#### TASK STATEMENT:
The records are to be copied in their entirety, exactly as given.

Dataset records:
=-=-=-=-=

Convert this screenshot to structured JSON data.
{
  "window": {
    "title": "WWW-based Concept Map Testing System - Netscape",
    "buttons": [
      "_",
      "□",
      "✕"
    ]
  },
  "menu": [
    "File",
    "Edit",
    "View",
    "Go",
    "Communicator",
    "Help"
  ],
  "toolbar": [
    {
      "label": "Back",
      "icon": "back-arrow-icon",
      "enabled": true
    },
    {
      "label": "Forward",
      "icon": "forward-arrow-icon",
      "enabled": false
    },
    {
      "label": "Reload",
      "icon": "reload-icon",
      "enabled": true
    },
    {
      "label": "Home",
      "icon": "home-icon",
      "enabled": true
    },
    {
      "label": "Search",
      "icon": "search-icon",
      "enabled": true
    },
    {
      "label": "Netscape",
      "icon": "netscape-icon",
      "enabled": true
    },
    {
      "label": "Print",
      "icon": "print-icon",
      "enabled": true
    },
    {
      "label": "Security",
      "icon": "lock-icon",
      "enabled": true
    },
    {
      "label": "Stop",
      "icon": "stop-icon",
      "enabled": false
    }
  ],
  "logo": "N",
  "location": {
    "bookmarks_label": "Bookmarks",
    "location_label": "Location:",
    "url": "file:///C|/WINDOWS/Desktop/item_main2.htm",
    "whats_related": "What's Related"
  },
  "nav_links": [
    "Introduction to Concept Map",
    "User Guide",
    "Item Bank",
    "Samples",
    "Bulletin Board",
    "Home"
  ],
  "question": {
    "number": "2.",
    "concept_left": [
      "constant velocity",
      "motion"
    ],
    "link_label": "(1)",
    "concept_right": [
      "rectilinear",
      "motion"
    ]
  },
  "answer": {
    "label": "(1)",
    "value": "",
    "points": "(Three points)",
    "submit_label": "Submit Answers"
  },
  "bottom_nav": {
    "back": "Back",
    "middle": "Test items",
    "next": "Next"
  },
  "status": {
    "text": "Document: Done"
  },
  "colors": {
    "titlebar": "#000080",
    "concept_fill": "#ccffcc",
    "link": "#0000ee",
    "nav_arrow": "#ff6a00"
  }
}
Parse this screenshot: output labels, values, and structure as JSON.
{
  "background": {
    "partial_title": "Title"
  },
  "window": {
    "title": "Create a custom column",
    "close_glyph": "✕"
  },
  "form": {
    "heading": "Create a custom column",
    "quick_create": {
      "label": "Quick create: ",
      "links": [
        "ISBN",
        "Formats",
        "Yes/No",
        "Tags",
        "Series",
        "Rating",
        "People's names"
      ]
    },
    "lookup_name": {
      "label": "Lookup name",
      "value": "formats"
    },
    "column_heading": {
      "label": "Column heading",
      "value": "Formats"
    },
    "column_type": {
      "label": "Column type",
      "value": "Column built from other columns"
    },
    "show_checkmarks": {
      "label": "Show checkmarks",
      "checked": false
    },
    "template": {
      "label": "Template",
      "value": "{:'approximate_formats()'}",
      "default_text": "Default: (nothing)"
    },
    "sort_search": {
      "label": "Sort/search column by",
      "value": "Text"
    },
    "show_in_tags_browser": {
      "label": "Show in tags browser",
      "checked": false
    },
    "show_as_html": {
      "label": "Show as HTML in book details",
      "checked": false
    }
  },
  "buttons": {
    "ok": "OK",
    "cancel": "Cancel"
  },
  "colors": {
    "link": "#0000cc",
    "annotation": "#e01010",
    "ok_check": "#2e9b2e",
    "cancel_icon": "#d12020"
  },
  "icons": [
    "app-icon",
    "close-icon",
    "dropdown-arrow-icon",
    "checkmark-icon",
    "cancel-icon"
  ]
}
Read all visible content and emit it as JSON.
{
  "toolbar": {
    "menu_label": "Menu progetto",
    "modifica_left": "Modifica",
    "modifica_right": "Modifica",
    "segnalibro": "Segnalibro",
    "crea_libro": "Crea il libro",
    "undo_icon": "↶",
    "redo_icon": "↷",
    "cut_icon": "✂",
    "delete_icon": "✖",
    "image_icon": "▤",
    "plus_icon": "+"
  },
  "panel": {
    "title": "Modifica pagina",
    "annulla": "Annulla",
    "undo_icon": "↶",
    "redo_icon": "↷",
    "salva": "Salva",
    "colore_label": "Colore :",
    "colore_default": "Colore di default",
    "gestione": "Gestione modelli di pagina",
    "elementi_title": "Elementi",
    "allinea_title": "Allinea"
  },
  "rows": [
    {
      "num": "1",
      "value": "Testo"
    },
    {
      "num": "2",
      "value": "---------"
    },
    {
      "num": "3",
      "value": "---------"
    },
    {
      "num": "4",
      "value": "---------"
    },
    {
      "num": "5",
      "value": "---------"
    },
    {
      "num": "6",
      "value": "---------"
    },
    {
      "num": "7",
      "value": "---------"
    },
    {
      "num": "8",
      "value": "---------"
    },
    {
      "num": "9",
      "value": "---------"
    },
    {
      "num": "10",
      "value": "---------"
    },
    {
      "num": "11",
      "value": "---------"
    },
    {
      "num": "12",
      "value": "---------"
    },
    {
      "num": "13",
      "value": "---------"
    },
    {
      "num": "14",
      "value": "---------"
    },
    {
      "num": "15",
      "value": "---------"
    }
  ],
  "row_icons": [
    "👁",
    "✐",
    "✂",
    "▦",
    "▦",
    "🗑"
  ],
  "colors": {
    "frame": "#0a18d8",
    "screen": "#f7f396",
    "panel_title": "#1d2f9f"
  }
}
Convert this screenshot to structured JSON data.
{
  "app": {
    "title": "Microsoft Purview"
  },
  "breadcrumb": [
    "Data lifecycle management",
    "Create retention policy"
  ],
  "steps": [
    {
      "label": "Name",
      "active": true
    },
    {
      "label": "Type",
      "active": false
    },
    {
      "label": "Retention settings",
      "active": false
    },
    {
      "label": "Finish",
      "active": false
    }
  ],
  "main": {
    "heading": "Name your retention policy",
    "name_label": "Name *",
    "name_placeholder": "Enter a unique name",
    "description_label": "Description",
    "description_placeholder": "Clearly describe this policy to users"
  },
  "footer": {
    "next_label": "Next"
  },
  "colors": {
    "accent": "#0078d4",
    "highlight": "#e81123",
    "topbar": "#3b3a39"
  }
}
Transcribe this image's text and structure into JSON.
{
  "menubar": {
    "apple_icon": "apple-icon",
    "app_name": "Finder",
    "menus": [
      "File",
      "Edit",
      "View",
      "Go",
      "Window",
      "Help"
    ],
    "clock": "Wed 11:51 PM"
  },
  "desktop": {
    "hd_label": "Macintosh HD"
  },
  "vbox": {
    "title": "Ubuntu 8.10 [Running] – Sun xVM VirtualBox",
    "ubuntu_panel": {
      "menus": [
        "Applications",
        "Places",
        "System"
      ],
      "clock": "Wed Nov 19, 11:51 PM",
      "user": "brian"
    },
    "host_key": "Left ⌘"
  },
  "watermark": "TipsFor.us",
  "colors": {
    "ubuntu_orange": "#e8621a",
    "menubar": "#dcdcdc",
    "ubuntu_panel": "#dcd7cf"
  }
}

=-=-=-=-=

#### ANSWER TO THIS EXERCISE:
Convert this screenshot to structured JSON data.
{
  "window": {
    "title": "WWW-based Concept Map Testing System - Netscape",
    "buttons": [
      "_",
      "□",
      "✕"
    ]
  },
  "menu": [
    "File",
    "Edit",
    "View",
    "Go",
    "Communicator",
    "Help"
  ],
  "toolbar": [
    {
      "label": "Back",
      "icon": "back-arrow-icon",
      "enabled": true
    },
    {
      "label": "Forward",
      "icon": "forward-arrow-icon",
      "enabled": false
    },
    {
      "label": "Reload",
      "icon": "reload-icon",
      "enabled": true
    },
    {
      "label": "Home",
      "icon": "home-icon",
      "enabled": true
    },
    {
      "label": "Search",
      "icon": "search-icon",
      "enabled": true
    },
    {
      "label": "Netscape",
      "icon": "netscape-icon",
      "enabled": true
    },
    {
      "label": "Print",
      "icon": "print-icon",
      "enabled": true
    },
    {
      "label": "Security",
      "icon": "lock-icon",
      "enabled": true
    },
    {
      "label": "Stop",
      "icon": "stop-icon",
      "enabled": false
    }
  ],
  "logo": "N",
  "location": {
    "bookmarks_label": "Bookmarks",
    "location_label": "Location:",
    "url": "file:///C|/WINDOWS/Desktop/item_main2.htm",
    "whats_related": "What's Related"
  },
  "nav_links": [
    "Introduction to Concept Map",
    "User Guide",
    "Item Bank",
    "Samples",
    "Bulletin Board",
    "Home"
  ],
  "question": {
    "number": "2.",
    "concept_left": [
      "constant velocity",
      "motion"
    ],
    "link_label": "(1)",
    "concept_right": [
      "rectilinear",
      "motion"
    ]
  },
  "answer": {
    "label": "(1)",
    "value": "",
    "points": "(Three points)",
    "submit_label": "Submit Answers"
  },
  "bottom_nav": {
    "back": "Back",
    "middle": "Test items",
    "next": "Next"
  },
  "status": {
    "text": "Document: Done"
  },
  "colors": {
    "titlebar": "#000080",
    "concept_fill": "#ccffcc",
    "link": "#0000ee",
    "nav_arrow": "#ff6a00"
  }
}
Parse this screenshot: output labels, values, and structure as JSON.
{
  "background": {
    "partial_title": "Title"
  },
  "window": {
    "title": "Create a custom column",
    "close_glyph": "✕"
  },
  "form": {
    "heading": "Create a custom column",
    "quick_create": {
      "label": "Quick create: ",
      "links": [
        "ISBN",
        "Formats",
        "Yes/No",
        "Tags",
        "Series",
        "Rating",
        "People's names"
      ]
    },
    "lookup_name": {
      "label": "Lookup name",
      "value": "formats"
    },
    "column_heading": {
      "label": "Column heading",
      "value": "Formats"
    },
    "column_type": {
      "label": "Column type",
      "value": "Column built from other columns"
    },
    "show_checkmarks": {
      "label": "Show checkmarks",
      "checked": false
    },
    "template": {
      "label": "Template",
      "value": "{:'approximate_formats()'}",
      "default_text": "Default: (nothing)"
    },
    "sort_search": {
      "label": "Sort/search column by",
      "value": "Text"
    },
    "show_in_tags_browser": {
      "label": "Show in tags browser",
      "checked": false
    },
    "show_as_html": {
      "label": "Show as HTML in book details",
      "checked": false
    }
  },
  "buttons": {
    "ok": "OK",
    "cancel": "Cancel"
  },
  "colors": {
    "link": "#0000cc",
    "annotation": "#e01010",
    "ok_check": "#2e9b2e",
    "cancel_icon": "#d12020"
  },
  "icons": [
    "app-icon",
    "close-icon",
    "dropdown-arrow-icon",
    "checkmark-icon",
    "cancel-icon"
  ]
}
Read all visible content and emit it as JSON.
{
  "toolbar": {
    "menu_label": "Menu progetto",
    "modifica_left": "Modifica",
    "modifica_right": "Modifica",
    "segnalibro": "Segnalibro",
    "crea_libro": "Crea il libro",
    "undo_icon": "↶",
    "redo_icon": "↷",
    "cut_icon": "✂",
    "delete_icon": "✖",
    "image_icon": "▤",
    "plus_icon": "+"
  },
  "panel": {
    "title": "Modifica pagina",
    "annulla": "Annulla",
    "undo_icon": "↶",
    "redo_icon": "↷",
    "salva": "Salva",
    "colore_label": "Colore :",
    "colore_default": "Colore di default",
    "gestione": "Gestione modelli di pagina",
    "elementi_title": "Elementi",
    "allinea_title": "Allinea"
  },
  "rows": [
    {
      "num": "1",
      "value": "Testo"
    },
    {
      "num": "2",
      "value": "---------"
    },
    {
      "num": "3",
      "value": "---------"
    },
    {
      "num": "4",
      "value": "---------"
    },
    {
      "num": "5",
      "value": "---------"
    },
    {
      "num": "6",
      "value": "---------"
    },
    {
      "num": "7",
      "value": "---------"
    },
    {
      "num": "8",
      "value": "---------"
    },
    {
      "num": "9",
      "value": "---------"
    },
    {
      "num": "10",
      "value": "---------"
    },
    {
      "num": "11",
      "value": "---------"
    },
    {
      "num": "12",
      "value": "---------"
    },
    {
      "num": "13",
      "value": "---------"
    },
    {
      "num": "14",
      "value": "---------"
    },
    {
      "num": "15",
      "value": "---------"
    }
  ],
  "row_icons": [
    "👁",
    "✐",
    "✂",
    "▦",
    "▦",
    "🗑"
  ],
  "colors": {
    "frame": "#0a18d8",
    "screen": "#f7f396",
    "panel_title": "#1d2f9f"
  }
}
Convert this screenshot to structured JSON data.
{
  "app": {
    "title": "Microsoft Purview"
  },
  "breadcrumb": [
    "Data lifecycle management",
    "Create retention policy"
  ],
  "steps": [
    {
      "label": "Name",
      "active": true
    },
    {
      "label": "Type",
      "active": false
    },
    {
      "label": "Retention settings",
      "active": false
    },
    {
      "label": "Finish",
      "active": false
    }
  ],
  "main": {
    "heading": "Name your retention policy",
    "name_label": "Name *",
    "name_placeholder": "Enter a unique name",
    "description_label": "Description",
    "description_placeholder": "Clearly describe this policy to users"
  },
  "footer": {
    "next_label": "Next"
  },
  "colors": {
    "accent": "#0078d4",
    "highlight": "#e81123",
    "topbar": "#3b3a39"
  }
}
Transcribe this image's text and structure into JSON.
{
  "menubar": {
    "apple_icon": "apple-icon",
    "app_name": "Finder",
    "menus": [
      "File",
      "Edit",
      "View",
      "Go",
      "Window",
      "Help"
    ],
    "clock": "Wed 11:51 PM"
  },
  "desktop": {
    "hd_label": "Macintosh HD"
  },
  "vbox": {
    "title": "Ubuntu 8.10 [Running] – Sun xVM VirtualBox",
    "ubuntu_panel": {
      "menus": [
        "Applications",
        "Places",
        "System"
      ],
      "clock": "Wed Nov 19, 11:51 PM",
      "user": "brian"
    },
    "host_key": "Left ⌘"
  },
  "watermark": "TipsFor.us",
  "colors": {
    "ubuntu_orange": "#e8621a",
    "menubar": "#dcdcdc",
    "ubuntu_panel": "#dcd7cf"
  }
}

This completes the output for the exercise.